Dataset records:
• • •
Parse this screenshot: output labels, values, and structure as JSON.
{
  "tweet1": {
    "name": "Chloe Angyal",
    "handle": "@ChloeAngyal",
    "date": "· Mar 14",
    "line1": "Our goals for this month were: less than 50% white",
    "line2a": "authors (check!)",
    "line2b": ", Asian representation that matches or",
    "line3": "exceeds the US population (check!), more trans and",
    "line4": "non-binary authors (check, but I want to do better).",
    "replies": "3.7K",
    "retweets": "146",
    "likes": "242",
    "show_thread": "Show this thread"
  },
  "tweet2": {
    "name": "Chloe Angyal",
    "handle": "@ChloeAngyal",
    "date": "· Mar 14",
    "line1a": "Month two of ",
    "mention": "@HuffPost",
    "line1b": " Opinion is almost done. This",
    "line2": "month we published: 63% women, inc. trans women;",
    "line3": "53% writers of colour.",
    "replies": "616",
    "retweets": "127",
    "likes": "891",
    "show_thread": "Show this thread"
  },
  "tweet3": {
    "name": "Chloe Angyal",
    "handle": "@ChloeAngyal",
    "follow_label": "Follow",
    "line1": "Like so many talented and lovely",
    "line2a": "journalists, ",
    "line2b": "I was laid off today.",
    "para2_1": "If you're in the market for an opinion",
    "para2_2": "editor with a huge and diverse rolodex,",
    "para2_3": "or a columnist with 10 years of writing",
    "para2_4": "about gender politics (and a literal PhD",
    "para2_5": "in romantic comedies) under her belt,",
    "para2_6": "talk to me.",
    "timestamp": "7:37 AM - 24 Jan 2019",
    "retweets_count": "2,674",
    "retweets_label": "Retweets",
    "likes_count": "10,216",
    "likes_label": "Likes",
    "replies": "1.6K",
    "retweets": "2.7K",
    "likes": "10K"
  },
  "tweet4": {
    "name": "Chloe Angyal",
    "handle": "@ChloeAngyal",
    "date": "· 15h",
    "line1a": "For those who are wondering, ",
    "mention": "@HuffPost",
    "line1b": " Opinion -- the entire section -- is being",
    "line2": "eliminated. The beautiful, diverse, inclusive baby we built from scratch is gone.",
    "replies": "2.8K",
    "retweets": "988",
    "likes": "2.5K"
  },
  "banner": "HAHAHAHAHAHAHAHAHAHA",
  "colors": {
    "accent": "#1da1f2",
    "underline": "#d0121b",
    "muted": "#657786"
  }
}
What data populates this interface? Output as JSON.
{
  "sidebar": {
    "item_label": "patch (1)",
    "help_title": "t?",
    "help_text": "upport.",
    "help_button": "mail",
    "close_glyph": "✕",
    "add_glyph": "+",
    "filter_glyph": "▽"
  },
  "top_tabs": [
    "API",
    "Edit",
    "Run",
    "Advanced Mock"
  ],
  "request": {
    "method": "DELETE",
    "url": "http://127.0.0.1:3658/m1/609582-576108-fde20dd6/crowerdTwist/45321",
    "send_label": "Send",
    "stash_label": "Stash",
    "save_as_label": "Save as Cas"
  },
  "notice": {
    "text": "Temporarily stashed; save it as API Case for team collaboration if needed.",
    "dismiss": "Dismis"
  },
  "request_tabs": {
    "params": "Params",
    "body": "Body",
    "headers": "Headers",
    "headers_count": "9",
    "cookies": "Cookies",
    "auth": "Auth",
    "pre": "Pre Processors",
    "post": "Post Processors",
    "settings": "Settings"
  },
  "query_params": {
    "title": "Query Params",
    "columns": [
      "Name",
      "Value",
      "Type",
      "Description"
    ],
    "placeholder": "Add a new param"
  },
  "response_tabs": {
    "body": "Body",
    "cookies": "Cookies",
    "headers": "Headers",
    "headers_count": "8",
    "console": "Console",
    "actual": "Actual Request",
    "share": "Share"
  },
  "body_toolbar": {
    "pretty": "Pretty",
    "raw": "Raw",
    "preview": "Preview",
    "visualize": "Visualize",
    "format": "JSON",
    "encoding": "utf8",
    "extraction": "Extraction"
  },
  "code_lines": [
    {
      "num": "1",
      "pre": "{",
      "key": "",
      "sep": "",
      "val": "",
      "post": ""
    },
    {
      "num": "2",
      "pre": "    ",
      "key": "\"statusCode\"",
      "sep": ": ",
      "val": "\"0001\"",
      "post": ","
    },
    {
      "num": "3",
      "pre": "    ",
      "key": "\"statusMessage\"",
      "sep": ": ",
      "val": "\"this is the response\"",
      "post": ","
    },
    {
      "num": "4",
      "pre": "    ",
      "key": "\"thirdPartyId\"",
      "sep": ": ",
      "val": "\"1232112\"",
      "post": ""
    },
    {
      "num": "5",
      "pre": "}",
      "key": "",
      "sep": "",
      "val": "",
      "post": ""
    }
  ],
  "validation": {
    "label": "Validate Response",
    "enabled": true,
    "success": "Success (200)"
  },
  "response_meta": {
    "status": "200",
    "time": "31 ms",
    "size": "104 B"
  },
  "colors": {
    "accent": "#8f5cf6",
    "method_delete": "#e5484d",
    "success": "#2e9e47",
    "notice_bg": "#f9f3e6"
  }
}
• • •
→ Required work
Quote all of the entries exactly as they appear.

→ Answer for this exercise
Parse this screenshot: output labels, values, and structure as JSON.
{
  "tweet1": {
    "name": "Chloe Angyal",
    "handle": "@ChloeAngyal",
    "date": "· Mar 14",
    "line1": "Our goals for this month were: less than 50% white",
    "line2a": "authors (check!)",
    "line2b": ", Asian representation that matches or",
    "line3": "exceeds the US population (check!), more trans and",
    "line4": "non-binary authors (check, but I want to do better).",
    "replies": "3.7K",
    "retweets": "146",
    "likes": "242",
    "show_thread": "Show this thread"
  },
  "tweet2": {
    "name": "Chloe Angyal",
    "handle": "@ChloeAngyal",
    "date": "· Mar 14",
    "line1a": "Month two of ",
    "mention": "@HuffPost",
    "line1b": " Opinion is almost done. This",
    "line2": "month we published: 63% women, inc. trans women;",
    "line3": "53% writers of colour.",
    "replies": "616",
    "retweets": "127",
    "likes": "891",
    "show_thread": "Show this thread"
  },
  "tweet3": {
    "name": "Chloe Angyal",
    "handle": "@ChloeAngyal",
    "follow_label": "Follow",
    "line1": "Like so many talented and lovely",
    "line2a": "journalists, ",
    "line2b": "I was laid off today.",
    "para2_1": "If you're in the market for an opinion",
    "para2_2": "editor with a huge and diverse rolodex,",
    "para2_3": "or a columnist with 10 years of writing",
    "para2_4": "about gender politics (and a literal PhD",
    "para2_5": "in romantic comedies) under her belt,",
    "para2_6": "talk to me.",
    "timestamp": "7:37 AM - 24 Jan 2019",
    "retweets_count": "2,674",
    "retweets_label": "Retweets",
    "likes_count": "10,216",
    "likes_label": "Likes",
    "replies": "1.6K",
    "retweets": "2.7K",
    "likes": "10K"
  },
  "tweet4": {
    "name": "Chloe Angyal",
    "handle": "@ChloeAngyal",
    "date": "· 15h",
    "line1a": "For those who are wondering, ",
    "mention": "@HuffPost",
    "line1b": " Opinion -- the entire section -- is being",
    "line2": "eliminated. The beautiful, diverse, inclusive baby we built from scratch is gone.",
    "replies": "2.8K",
    "retweets": "988",
    "likes": "2.5K"
  },
  "banner": "HAHAHAHAHAHAHAHAHAHA",
  "colors": {
    "accent": "#1da1f2",
    "underline": "#d0121b",
    "muted": "#657786"
  }
}
What data populates this interface? Output as JSON.
{
  "sidebar": {
    "item_label": "patch (1)",
    "help_title": "t?",
    "help_text": "upport.",
    "help_button": "mail",
    "close_glyph": "✕",
    "add_glyph": "+",
    "filter_glyph": "▽"
  },
  "top_tabs": [
    "API",
    "Edit",
    "Run",
    "Advanced Mock"
  ],
  "request": {
    "method": "DELETE",
    "url": "http://127.0.0.1:3658/m1/609582-576108-fde20dd6/crowerdTwist/45321",
    "send_label": "Send",
    "stash_label": "Stash",
    "save_as_label": "Save as Cas"
  },
  "notice": {
    "text": "Temporarily stashed; save it as API Case for team collaboration if needed.",
    "dismiss": "Dismis"
  },
  "request_tabs": {
    "params": "Params",
    "body": "Body",
    "headers": "Headers",
    "headers_count": "9",
    "cookies": "Cookies",
    "auth": "Auth",
    "pre": "Pre Processors",
    "post": "Post Processors",
    "settings": "Settings"
  },
  "query_params": {
    "title": "Query Params",
    "columns": [
      "Name",
      "Value",
      "Type",
      "Description"
    ],
    "placeholder": "Add a new param"
  },
  "response_tabs": {
    "body": "Body",
    "cookies": "Cookies",
    "headers": "Headers",
    "headers_count": "8",
    "console": "Console",
    "actual": "Actual Request",
    "share": "Share"
  },
  "body_toolbar": {
    "pretty": "Pretty",
    "raw": "Raw",
    "preview": "Preview",
    "visualize": "Visualize",
    "format": "JSON",
    "encoding": "utf8",
    "extraction": "Extraction"
  },
  "code_lines": [
    {
      "num": "1",
      "pre": "{",
      "key": "",
      "sep": "",
      "val": "",
      "post": ""
    },
    {
      "num": "2",
      "pre": "    ",
      "key": "\"statusCode\"",
      "sep": ": ",
      "val": "\"0001\"",
      "post": ","
    },
    {
      "num": "3",
      "pre": "    ",
      "key": "\"statusMessage\"",
      "sep": ": ",
      "val": "\"this is the response\"",
      "post": ","
    },
    {
      "num": "4",
      "pre": "    ",
      "key": "\"thirdPartyId\"",
      "sep": ": ",
      "val": "\"1232112\"",
      "post": ""
    },
    {
      "num": "5",
      "pre": "}",
      "key": "",
      "sep": "",
      "val": "",
      "post": ""
    }
  ],
  "validation": {
    "label": "Validate Response",
    "enabled": true,
    "success": "Success (200)"
  },
  "response_meta": {
    "status": "200",
    "time": "31 ms",
    "size": "104 B"
  },
  "colors": {
    "accent": "#8f5cf6",
    "method_delete": "#e5484d",
    "success": "#2e9e47",
    "notice_bg": "#f9f3e6"
  }
}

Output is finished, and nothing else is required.